generated criticism from regulators and other insurers. Phoenix
will base fees only on the amount of a settlement that exceeds the
cash surrender value of the policy. Phoenix Life Solutions will get
5 percent of that. The brokerage general agencies get 20 percent,
passing on some to the agent or adviser who brought in the
Phoenix is not the only insurer joining the life settlements
market. A unit of Genworth Financial in December 2007 agreed to
become a minority shareholder in Institutional Life Services, a
joint venture of investment bank Goldman Sachs Group and National
Financial Partners that was expected to launch at end of the first
quarter of 2008. Announced in September 2007 by National Financial
Partners, an independent distributor of financial services products
to high-net-worth individuals, and Goldman Sachs, Institutional
Life Services was to create a “leading investment marketplace” for
the settlement of life insurance polices.
Other insurers are developing alternatives to life settlements. One
emerging alternative may be life insurer loan programmes in which
the policyholder still owns the policy and the insurer makes money
on the interest.
New York Life (NYL) is among the first to offer loans. Through its
Access Plus programme, the insurer can provide a policyholder with
access to cash, in excess of the policy’s cash value, while
preserving a death benefit and retaining policy
To be eligible, medical evidence of current health must be
provided and, in general, the insured’s life expectancy must be
more than one year but less than 10 years. If a policyholder
qualifies, NYL is able to offer to pay the future required premiums
and, given specifics of the case, may be able to offer an up-front
lump sum of cash greater than the policy’s cash value, a
spokesperson said. In return, NYL will reduce the death benefit to
pay off the loan when the insured dies.
Legacy Funding Group has begun offering a similar product,
LegacyLoan, which allows policyholders to maintain ownership of
their policies while the company funds all premiums. No collateral
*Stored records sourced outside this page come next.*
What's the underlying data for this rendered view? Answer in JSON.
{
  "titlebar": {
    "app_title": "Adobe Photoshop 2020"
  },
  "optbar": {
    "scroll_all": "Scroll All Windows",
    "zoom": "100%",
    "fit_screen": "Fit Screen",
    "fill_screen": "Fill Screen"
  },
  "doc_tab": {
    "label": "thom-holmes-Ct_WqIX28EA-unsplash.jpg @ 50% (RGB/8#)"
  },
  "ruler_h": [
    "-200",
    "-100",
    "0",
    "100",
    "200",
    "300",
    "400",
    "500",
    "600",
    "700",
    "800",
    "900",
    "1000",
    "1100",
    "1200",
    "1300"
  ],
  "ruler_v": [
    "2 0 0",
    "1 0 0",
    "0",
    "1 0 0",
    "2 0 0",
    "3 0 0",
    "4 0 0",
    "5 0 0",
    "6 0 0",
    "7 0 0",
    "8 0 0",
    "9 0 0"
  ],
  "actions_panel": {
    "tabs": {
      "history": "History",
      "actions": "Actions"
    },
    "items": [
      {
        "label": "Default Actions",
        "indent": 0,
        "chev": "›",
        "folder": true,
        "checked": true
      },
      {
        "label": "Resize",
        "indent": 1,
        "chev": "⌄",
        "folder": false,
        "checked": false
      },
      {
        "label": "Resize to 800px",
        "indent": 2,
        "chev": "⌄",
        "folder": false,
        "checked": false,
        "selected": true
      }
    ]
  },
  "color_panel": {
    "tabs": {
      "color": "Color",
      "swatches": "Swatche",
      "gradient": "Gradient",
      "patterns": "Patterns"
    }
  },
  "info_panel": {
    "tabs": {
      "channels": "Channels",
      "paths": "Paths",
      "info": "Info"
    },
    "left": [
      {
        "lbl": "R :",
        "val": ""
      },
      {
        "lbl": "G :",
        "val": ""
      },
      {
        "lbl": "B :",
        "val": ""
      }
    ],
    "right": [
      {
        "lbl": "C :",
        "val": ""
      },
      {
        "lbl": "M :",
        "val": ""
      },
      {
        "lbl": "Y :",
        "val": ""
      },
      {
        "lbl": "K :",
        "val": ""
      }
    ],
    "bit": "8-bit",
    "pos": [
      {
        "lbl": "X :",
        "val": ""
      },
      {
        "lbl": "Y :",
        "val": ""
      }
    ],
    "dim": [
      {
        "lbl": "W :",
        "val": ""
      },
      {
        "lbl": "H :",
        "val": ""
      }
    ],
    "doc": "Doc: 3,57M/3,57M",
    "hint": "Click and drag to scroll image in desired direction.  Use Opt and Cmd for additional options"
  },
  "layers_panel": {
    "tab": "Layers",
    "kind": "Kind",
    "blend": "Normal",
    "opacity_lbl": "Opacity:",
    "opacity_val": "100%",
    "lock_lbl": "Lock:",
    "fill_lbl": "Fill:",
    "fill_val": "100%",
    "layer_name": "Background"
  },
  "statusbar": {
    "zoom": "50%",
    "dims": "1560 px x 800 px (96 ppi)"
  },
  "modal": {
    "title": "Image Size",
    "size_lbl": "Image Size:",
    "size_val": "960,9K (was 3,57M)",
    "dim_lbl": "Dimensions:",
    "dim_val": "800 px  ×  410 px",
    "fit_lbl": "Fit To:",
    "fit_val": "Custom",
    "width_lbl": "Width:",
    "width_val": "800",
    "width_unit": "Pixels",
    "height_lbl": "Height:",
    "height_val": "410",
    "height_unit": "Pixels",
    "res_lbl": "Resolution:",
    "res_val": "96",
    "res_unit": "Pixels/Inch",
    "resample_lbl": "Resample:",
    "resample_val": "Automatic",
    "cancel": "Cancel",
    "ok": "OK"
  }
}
is needed, as the collateral is a pledge of 90 percent of the
policy’s death benefit. Upon death, the benefit is used to pay off
the loan and accrued interest. The balance beneficiaries will
receive can never be less than 10 percent of the
The key difference in the life insurance loan programme is that the
policy ownership does not change, the beneficiary receives the
death benefit net of the outstanding loan, and the policyholder can
undo the transaction simply by repaying the loan and
While life settlements are a legitimate business, much of the
mainstream US insurance market remains concerned about
stranger-originated or stranger-initiated policies that end up in
the settlement market.
Undeterred by the emergence of insurer-owned life settlement
products, the insurance industry continues to fight back, lobbying
regulators to crack down on what it thinks are predatory or
outright fraudulent practices. So far North Dakota and a few other
states have enacted rules to make it more difficult to generate
such policies. The debate won’t end anytime soon, especially if
more insurers decide to join the party.